"This allows us to present the client with a solid, independent report in a cost effective manner. Of course, the fees are fully disclosed to the client in advance. Clients understand that the value of these reports and are, typically, happy to pay the fee.
"However, there is also an argument that the government should adapt the transfer process and allow local advice to be given for QROPS. Proponents of this insist that a local adviser would be typically better placed to advise on the regulatory conditions, tax implications and the available investment opportunities.
"In addition, should the rule be adapted only one financial adviser would be required, which would be less costly and less time consuming for the client."

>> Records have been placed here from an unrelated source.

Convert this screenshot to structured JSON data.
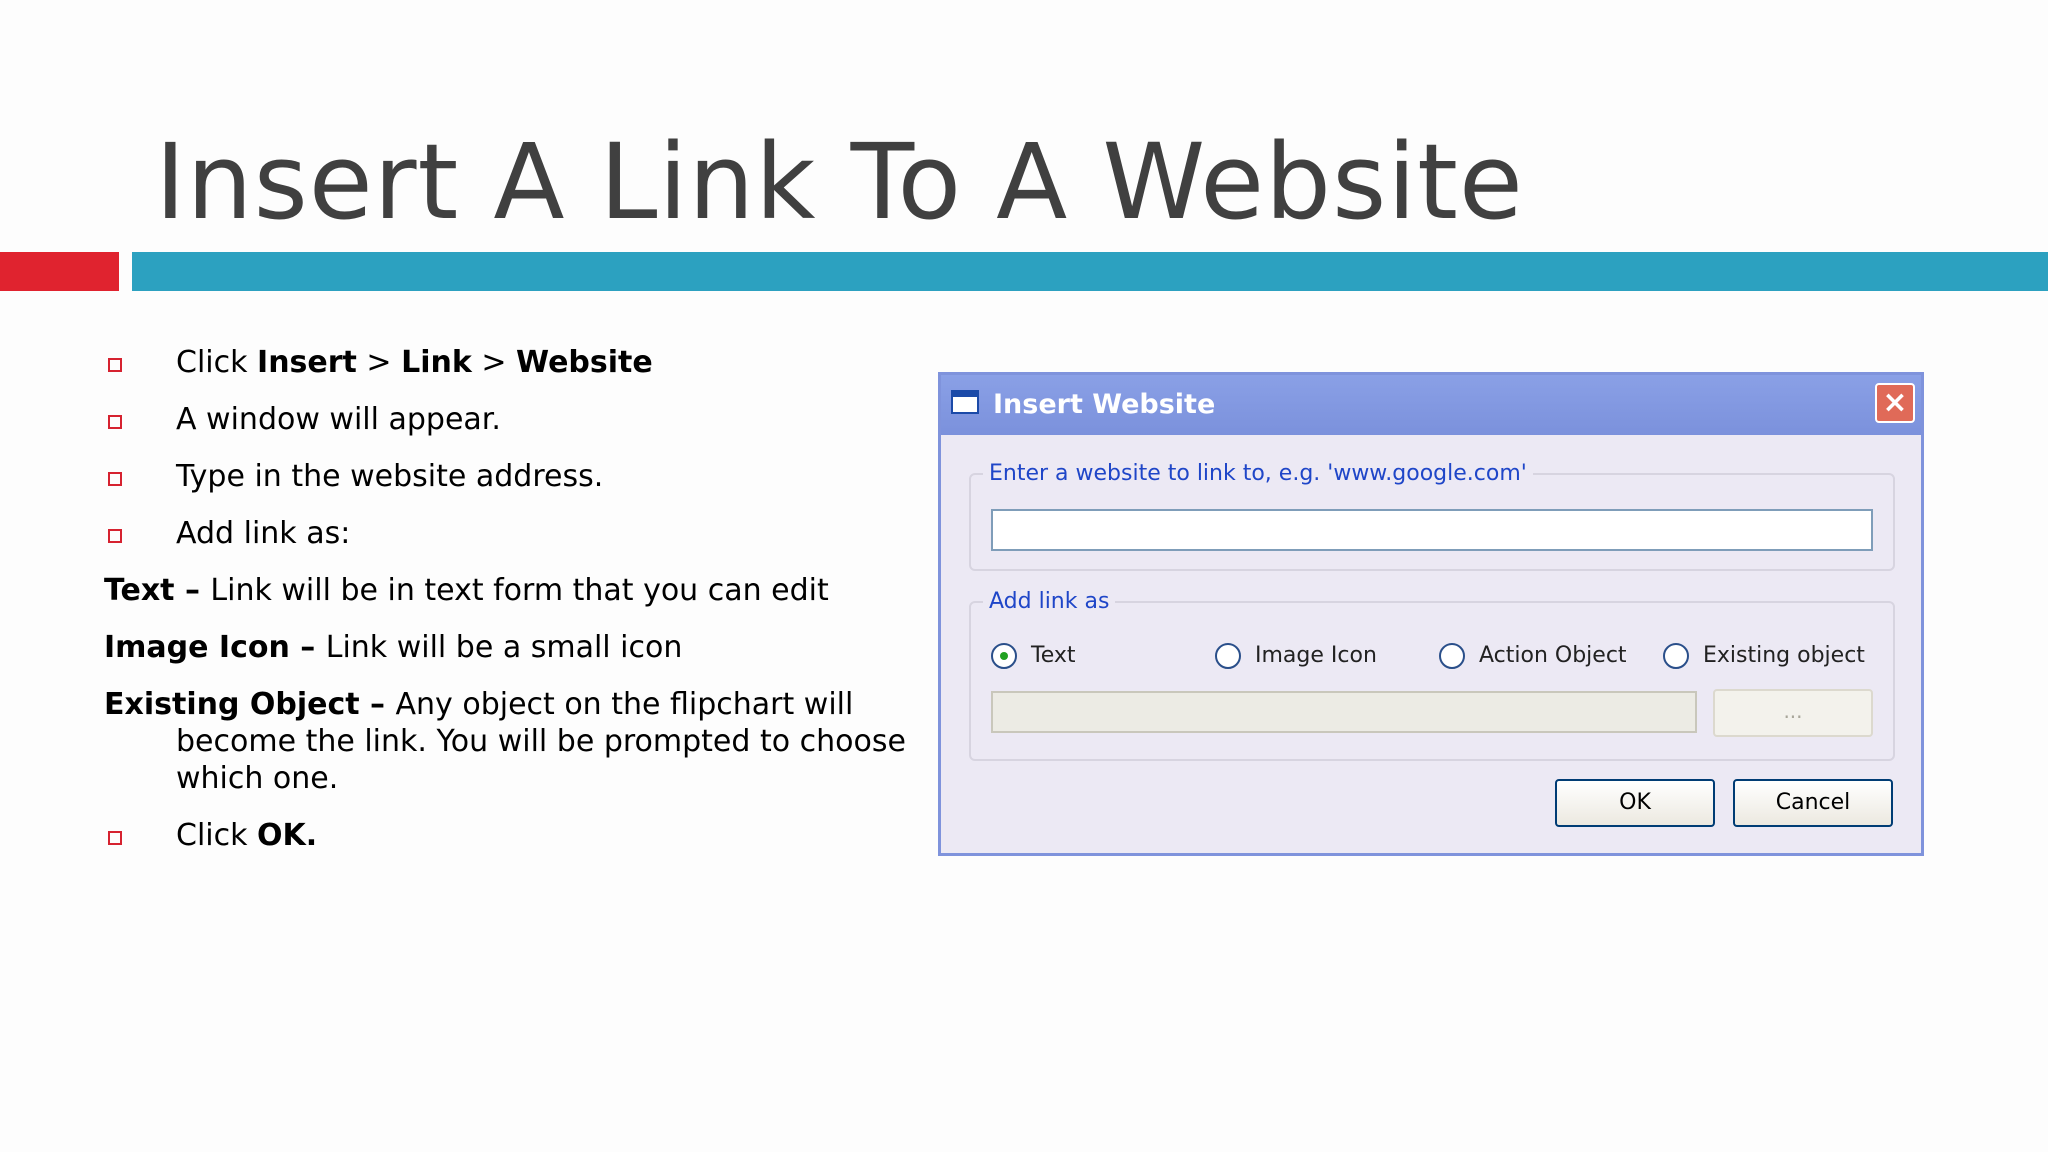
{
  "slide": {
    "title": "Insert A Link To A Website",
    "colors": {
      "title": "#404040",
      "red_bar": "#e0232f",
      "blue_bar": "#2ca1c0",
      "bullet": "#d62230"
    }
  },
  "content": {
    "step1": {
      "pre": "Click ",
      "insert": "Insert",
      "sep1": " > ",
      "link": "Link",
      "sep2": " > ",
      "website": "Website"
    },
    "step2": "A window will appear.",
    "step3": "Type in the website address.",
    "step4": "Add link as:",
    "def_text": {
      "term": "Text – ",
      "desc": "Link will be in text form that you can edit"
    },
    "def_image": {
      "term": "Image Icon – ",
      "desc": "Link will be a small icon"
    },
    "def_existing": {
      "term": "Existing Object – ",
      "desc": "Any object on the flipchart will",
      "line2": "become the link.  You will be prompted to choose",
      "line3": "which one."
    },
    "step5": {
      "pre": "Click ",
      "ok": "OK."
    }
  },
  "dialog": {
    "title": "Insert Website",
    "close_icon": "close-x",
    "url_group_label": "Enter a website to link to, e.g. 'www.google.com'",
    "url_value": "",
    "add_link_label": "Add link as",
    "options": [
      {
        "label": "Text",
        "checked": true
      },
      {
        "label": "Image Icon",
        "checked": false
      },
      {
        "label": "Action Object",
        "checked": false
      },
      {
        "label": "Existing object",
        "checked": false
      }
    ],
    "browse_label": "...",
    "ok_label": "OK",
    "cancel_label": "Cancel",
    "colors": {
      "titlebar": "#7f93dc",
      "legend_text": "#1f46c8",
      "close": "#e06a58"
    }
  }
}
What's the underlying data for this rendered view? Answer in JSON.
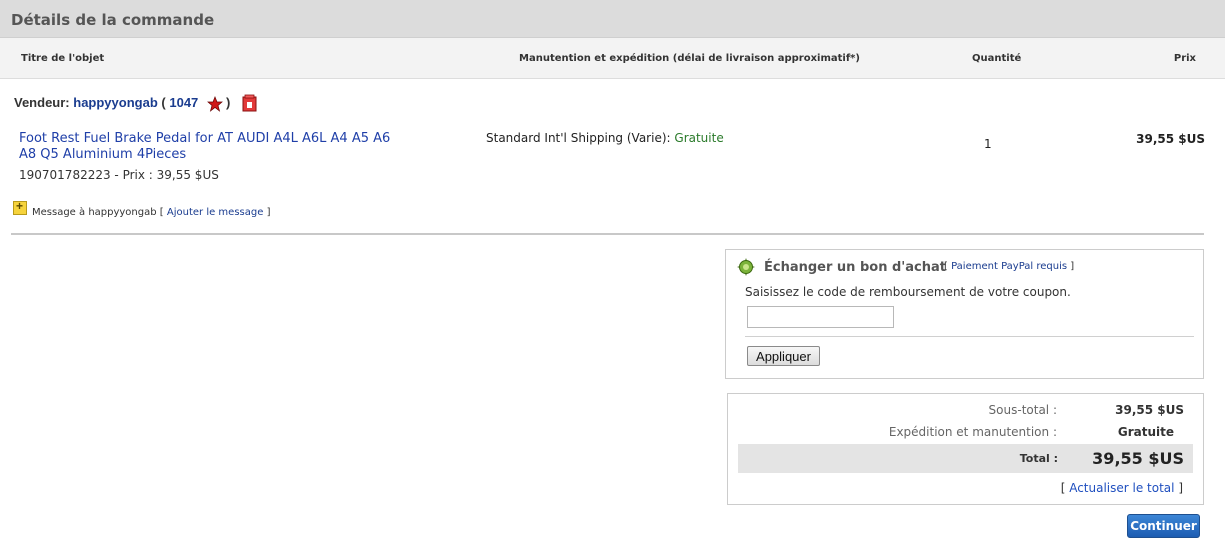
{
  "page": {
    "title": "Détails de la commande"
  },
  "columns": {
    "item_title": "Titre de l'objet",
    "shipping": "Manutention et expédition (délai de livraison approximatif*)",
    "quantity": "Quantité",
    "price": "Prix"
  },
  "seller": {
    "label": "Vendeur:",
    "name": "happyyongab",
    "open_paren": "(",
    "score": "1047",
    "close_paren": ")",
    "star_icon": "red-star-icon",
    "shop_icon": "store-icon"
  },
  "item": {
    "title": "Foot Rest Fuel Brake Pedal for AT AUDI A4L A6L A4 A5 A6 A8 Q5 Aluminium 4Pieces",
    "id_price": "190701782223 - Prix : 39,55 $US",
    "shipping_service": "Standard Int'l Shipping (Varie):",
    "shipping_cost": "Gratuite",
    "quantity": "1",
    "price": "39,55 $US"
  },
  "message": {
    "icon": "add-note-icon",
    "text": "Message à happyyongab",
    "bracket_open": "[",
    "link": "Ajouter le message",
    "bracket_close": "]"
  },
  "coupon": {
    "icon": "coupon-icon",
    "title": "Échanger un bon d'achat",
    "bracket_open": "[",
    "link": "Paiement PayPal requis",
    "bracket_close": "]",
    "description": "Saisissez le code de remboursement de votre coupon.",
    "input_value": "",
    "apply_label": "Appliquer"
  },
  "totals": {
    "subtotal_label": "Sous-total :",
    "subtotal_value": "39,55 $US",
    "shipping_label": "Expédition et manutention :",
    "shipping_value": "Gratuite",
    "total_label": "Total :",
    "total_value": "39,55 $US",
    "bracket_open": "[",
    "update_link": "Actualiser le total",
    "bracket_close": "]"
  },
  "actions": {
    "continue_label": "Continuer"
  },
  "colors": {
    "link": "#1a3c8f",
    "free_shipping": "#2a7a2a",
    "continue_button": "#1c5cb2",
    "title_bar": "#dcdcdc"
  }
}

A spokesman for the FCA declined to comment on whether the regulator would take action beyond issuing last week's warning.